==== Exercise data ====
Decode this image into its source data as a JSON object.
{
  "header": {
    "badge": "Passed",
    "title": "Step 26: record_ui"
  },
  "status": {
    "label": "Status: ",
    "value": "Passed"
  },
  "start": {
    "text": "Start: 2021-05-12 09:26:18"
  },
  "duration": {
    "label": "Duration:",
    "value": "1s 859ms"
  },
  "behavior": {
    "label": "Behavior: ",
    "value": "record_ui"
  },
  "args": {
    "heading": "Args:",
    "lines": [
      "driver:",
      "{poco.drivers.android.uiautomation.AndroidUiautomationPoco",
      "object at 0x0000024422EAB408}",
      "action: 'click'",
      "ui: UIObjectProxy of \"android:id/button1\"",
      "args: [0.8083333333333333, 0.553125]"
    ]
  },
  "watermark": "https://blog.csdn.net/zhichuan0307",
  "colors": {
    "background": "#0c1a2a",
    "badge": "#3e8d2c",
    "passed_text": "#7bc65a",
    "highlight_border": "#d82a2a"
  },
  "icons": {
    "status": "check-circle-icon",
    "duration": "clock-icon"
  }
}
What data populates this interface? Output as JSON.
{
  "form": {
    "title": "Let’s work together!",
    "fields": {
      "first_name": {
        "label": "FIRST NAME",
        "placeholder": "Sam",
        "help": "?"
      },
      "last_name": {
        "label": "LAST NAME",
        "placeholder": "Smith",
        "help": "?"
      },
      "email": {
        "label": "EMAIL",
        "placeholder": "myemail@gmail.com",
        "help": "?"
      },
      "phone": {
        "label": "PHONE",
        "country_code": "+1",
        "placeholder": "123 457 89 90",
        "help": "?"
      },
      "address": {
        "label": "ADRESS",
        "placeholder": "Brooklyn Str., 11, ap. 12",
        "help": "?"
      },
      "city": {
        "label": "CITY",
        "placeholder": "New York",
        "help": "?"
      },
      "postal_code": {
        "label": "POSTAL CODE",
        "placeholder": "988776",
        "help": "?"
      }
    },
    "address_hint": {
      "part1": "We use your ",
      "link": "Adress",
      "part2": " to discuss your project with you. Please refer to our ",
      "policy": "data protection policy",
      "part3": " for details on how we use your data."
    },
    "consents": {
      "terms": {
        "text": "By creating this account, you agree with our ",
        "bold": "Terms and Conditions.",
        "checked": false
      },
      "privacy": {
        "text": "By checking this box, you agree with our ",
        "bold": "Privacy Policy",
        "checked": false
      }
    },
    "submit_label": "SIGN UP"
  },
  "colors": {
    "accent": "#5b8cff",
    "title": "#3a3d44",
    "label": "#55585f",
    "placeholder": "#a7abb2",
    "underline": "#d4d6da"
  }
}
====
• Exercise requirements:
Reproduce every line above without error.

• Answer for the task:
Decode this image into its source data as a JSON object.
{
  "header": {
    "badge": "Passed",
    "title": "Step 26: record_ui"
  },
  "status": {
    "label": "Status: ",
    "value": "Passed"
  },
  "start": {
    "text": "Start: 2021-05-12 09:26:18"
  },
  "duration": {
    "label": "Duration:",
    "value": "1s 859ms"
  },
  "behavior": {
    "label": "Behavior: ",
    "value": "record_ui"
  },
  "args": {
    "heading": "Args:",
    "lines": [
      "driver:",
      "{poco.drivers.android.uiautomation.AndroidUiautomationPoco",
      "object at 0x0000024422EAB408}",
      "action: 'click'",
      "ui: UIObjectProxy of \"android:id/button1\"",
      "args: [0.8083333333333333, 0.553125]"
    ]
  },
  "watermark": "https://blog.csdn.net/zhichuan0307",
  "colors": {
    "background": "#0c1a2a",
    "badge": "#3e8d2c",
    "passed_text": "#7bc65a",
    "highlight_border": "#d82a2a"
  },
  "icons": {
    "status": "check-circle-icon",
    "duration": "clock-icon"
  }
}
What data populates this interface? Output as JSON.
{
  "form": {
    "title": "Let’s work together!",
    "fields": {
      "first_name": {
        "label": "FIRST NAME",
        "placeholder": "Sam",
        "help": "?"
      },
      "last_name": {
        "label": "LAST NAME",
        "placeholder": "Smith",
        "help": "?"
      },
      "email": {
        "label": "EMAIL",
        "placeholder": "myemail@gmail.com",
        "help": "?"
      },
      "phone": {
        "label": "PHONE",
        "country_code": "+1",
        "placeholder": "123 457 89 90",
        "help": "?"
      },
      "address": {
        "label": "ADRESS",
        "placeholder": "Brooklyn Str., 11, ap. 12",
        "help": "?"
      },
      "city": {
        "label": "CITY",
        "placeholder": "New York",
        "help": "?"
      },
      "postal_code": {
        "label": "POSTAL CODE",
        "placeholder": "988776",
        "help": "?"
      }
    },
    "address_hint": {
      "part1": "We use your ",
      "link": "Adress",
      "part2": " to discuss your project with you. Please refer to our ",
      "policy": "data protection policy",
      "part3": " for details on how we use your data."
    },
    "consents": {
      "terms": {
        "text": "By creating this account, you agree with our ",
        "bold": "Terms and Conditions.",
        "checked": false
      },
      "privacy": {
        "text": "By checking this box, you agree with our ",
        "bold": "Privacy Policy",
        "checked": false
      }
    },
    "submit_label": "SIGN UP"
  },
  "colors": {
    "accent": "#5b8cff",
    "title": "#3a3d44",
    "label": "#55585f",
    "placeholder": "#a7abb2",
    "underline": "#d4d6da"
  }
}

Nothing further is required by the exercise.